Exercise description |
Reproduce the data, keeping every word exactly as it is.

*** Records provided ***

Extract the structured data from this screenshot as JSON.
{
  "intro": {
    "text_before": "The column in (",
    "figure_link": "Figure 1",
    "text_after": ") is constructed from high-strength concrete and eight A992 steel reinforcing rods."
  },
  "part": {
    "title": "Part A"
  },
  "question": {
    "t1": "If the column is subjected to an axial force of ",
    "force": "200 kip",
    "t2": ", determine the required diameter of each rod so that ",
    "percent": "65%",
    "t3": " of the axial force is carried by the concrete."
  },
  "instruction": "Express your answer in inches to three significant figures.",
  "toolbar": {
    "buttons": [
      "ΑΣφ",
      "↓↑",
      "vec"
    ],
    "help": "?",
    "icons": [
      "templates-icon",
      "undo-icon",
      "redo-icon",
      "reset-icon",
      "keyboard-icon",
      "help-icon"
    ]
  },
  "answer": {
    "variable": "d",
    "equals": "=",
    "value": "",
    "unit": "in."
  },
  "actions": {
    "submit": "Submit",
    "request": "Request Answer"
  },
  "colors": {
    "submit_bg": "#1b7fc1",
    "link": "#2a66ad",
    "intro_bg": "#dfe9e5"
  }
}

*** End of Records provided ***

Task answer |
Extract the structured data from this screenshot as JSON.
{
  "intro": {
    "text_before": "The column in (",
    "figure_link": "Figure 1",
    "text_after": ") is constructed from high-strength concrete and eight A992 steel reinforcing rods."
  },
  "part": {
    "title": "Part A"
  },
  "question": {
    "t1": "If the column is subjected to an axial force of ",
    "force": "200 kip",
    "t2": ", determine the required diameter of each rod so that ",
    "percent": "65%",
    "t3": " of the axial force is carried by the concrete."
  },
  "instruction": "Express your answer in inches to three significant figures.",
  "toolbar": {
    "buttons": [
      "ΑΣφ",
      "↓↑",
      "vec"
    ],
    "help": "?",
    "icons": [
      "templates-icon",
      "undo-icon",
      "redo-icon",
      "reset-icon",
      "keyboard-icon",
      "help-icon"
    ]
  },
  "answer": {
    "variable": "d",
    "equals": "=",
    "value": "",
    "unit": "in."
  },
  "actions": {
    "submit": "Submit",
    "request": "Request Answer"
  },
  "colors": {
    "submit_bg": "#1b7fc1",
    "link": "#2a66ad",
    "intro_bg": "#dfe9e5"
  }
}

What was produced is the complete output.